France is not the only European country to be considering a ban on full Islamic veils. The Netherlands, Belgium, Denmark and Italy all have laws – or are considering laws – against clothes that cover all of the face.
In the Netherlands several bills relating to the prohibition of wearing burqas and niqabs are in preparation, especially relating to education and public services.
Denmark’s government is considering limiting the wearing of full veils in public, in schools and in courts, and is awaiting recommendations from a government committee. In 2009 a proposal to impose a ban was withdrawn after the country's justice ministry ruled that the laws would be problematic legally.
In Italy, a 1975 law that is part of the “provisions for the protection of public order” forbids the covering of faces in public places, be it by wearing veils or motorcycle helmets. Italy’s far-right Northern League proposed a bill in 2009 that would impose a prison sentence of up to two years and a 2,000 euro fine for those who “because of their religious affiliations are difficult or impossible to identify”.
In the UK, there are no laws prohibiting the wearing of the full veil, and on Jan. 22 the British government reaffirmed its commitment to freedom of expression in terms of both religion and dress. The UK's education ministry, however, published guidelines in 2007 allowing schools to ban the wearing of niqabs in class.
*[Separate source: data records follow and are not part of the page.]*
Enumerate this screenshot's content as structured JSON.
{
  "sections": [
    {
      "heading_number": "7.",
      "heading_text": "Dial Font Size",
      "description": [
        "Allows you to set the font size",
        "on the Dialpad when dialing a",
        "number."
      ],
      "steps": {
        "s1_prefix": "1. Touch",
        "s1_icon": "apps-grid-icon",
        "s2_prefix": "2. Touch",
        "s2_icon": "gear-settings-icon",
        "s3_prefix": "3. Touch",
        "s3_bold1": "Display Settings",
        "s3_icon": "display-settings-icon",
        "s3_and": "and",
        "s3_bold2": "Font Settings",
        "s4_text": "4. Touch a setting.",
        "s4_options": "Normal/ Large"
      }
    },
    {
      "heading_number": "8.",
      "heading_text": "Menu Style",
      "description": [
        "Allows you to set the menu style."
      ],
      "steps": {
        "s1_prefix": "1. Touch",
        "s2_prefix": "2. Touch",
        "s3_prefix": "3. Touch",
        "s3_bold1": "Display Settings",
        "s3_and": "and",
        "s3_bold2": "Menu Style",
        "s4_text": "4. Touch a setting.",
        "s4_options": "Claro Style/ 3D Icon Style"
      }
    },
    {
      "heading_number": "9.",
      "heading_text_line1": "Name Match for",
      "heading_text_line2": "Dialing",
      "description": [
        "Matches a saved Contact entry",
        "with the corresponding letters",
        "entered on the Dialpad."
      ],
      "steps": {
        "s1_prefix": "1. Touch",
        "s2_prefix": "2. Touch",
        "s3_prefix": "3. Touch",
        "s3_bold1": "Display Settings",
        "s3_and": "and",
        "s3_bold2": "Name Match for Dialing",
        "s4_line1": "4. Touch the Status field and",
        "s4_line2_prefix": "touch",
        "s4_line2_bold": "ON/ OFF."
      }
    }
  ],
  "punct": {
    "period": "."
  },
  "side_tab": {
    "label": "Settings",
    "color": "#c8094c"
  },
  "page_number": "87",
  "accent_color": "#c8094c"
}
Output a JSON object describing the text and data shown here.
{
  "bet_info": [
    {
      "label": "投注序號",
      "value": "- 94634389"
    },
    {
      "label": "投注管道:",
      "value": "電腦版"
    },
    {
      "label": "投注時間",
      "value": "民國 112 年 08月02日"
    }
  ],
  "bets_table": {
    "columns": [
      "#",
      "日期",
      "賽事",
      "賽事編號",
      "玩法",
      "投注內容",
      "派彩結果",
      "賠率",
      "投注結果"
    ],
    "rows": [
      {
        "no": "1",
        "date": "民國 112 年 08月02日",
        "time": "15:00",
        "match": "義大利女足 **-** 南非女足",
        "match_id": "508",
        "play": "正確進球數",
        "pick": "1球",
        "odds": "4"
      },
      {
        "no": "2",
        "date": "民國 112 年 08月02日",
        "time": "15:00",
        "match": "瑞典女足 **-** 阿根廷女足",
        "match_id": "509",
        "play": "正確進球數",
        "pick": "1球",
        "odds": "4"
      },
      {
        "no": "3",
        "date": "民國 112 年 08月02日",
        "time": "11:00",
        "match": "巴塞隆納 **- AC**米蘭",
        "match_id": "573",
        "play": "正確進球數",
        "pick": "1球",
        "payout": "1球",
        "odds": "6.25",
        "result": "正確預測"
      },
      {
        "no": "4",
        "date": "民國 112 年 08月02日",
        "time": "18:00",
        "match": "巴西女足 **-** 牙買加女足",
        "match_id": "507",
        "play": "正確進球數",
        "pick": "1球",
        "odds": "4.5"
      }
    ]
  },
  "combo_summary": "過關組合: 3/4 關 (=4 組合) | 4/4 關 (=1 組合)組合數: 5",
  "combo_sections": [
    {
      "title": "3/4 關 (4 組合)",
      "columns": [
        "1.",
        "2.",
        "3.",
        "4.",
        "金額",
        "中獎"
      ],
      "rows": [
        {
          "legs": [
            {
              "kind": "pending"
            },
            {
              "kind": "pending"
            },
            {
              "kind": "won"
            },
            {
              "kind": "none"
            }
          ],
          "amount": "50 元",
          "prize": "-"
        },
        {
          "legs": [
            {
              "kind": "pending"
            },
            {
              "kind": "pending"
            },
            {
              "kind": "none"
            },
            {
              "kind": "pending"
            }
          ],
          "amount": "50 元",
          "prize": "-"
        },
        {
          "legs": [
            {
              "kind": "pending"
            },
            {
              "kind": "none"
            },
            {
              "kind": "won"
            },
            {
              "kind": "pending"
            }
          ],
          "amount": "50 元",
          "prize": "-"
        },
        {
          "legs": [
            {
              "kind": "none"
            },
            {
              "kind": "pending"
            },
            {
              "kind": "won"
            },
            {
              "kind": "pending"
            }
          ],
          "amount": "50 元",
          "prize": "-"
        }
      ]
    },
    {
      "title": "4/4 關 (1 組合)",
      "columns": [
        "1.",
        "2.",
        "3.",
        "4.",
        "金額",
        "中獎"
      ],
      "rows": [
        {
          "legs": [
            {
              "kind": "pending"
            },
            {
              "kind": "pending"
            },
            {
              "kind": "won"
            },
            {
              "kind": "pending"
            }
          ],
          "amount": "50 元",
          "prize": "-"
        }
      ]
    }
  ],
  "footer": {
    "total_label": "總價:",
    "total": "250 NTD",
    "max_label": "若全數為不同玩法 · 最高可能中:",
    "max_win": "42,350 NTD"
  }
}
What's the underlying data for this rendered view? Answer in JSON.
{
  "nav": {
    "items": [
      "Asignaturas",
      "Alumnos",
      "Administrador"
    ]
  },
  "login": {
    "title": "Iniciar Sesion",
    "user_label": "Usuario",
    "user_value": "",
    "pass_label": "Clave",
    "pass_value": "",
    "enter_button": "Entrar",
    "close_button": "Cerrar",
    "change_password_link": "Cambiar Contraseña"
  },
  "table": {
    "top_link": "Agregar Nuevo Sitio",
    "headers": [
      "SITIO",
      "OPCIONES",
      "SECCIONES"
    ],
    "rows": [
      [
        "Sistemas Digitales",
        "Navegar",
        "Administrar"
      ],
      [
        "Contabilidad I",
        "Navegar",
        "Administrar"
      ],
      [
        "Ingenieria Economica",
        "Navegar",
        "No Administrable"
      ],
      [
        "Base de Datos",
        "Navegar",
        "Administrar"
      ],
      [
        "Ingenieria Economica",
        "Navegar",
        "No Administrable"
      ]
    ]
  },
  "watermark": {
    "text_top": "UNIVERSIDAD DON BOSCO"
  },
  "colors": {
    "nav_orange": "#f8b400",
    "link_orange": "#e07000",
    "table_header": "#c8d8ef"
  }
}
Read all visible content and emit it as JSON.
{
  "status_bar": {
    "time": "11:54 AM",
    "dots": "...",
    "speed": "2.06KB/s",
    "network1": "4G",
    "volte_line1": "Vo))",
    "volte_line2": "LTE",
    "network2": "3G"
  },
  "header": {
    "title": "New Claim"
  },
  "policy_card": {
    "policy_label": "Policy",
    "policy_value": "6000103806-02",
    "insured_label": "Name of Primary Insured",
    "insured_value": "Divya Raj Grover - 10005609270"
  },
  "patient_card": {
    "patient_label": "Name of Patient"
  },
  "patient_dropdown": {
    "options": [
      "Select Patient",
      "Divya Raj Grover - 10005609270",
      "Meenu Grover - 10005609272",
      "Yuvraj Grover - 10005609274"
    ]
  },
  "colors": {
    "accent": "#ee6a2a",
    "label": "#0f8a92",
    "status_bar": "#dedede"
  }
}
British headteachers can impose their own dress codes and many schools insist that pupils wear uniform.
In Austria, there is an ongoing debate, started by Social Democrat Minister for Women Gabriell Heinisch-Hoseck, towards formulating laws that would ban the full veil in public spaces if the number of women wearing such veils were to increase dramatically.
Many local authorities in Belgium have banned the wearing of the full veil in public spaces, using police laws that forbid the wearing of masks in public other than at times of carnival.
Date created : 2010-01-26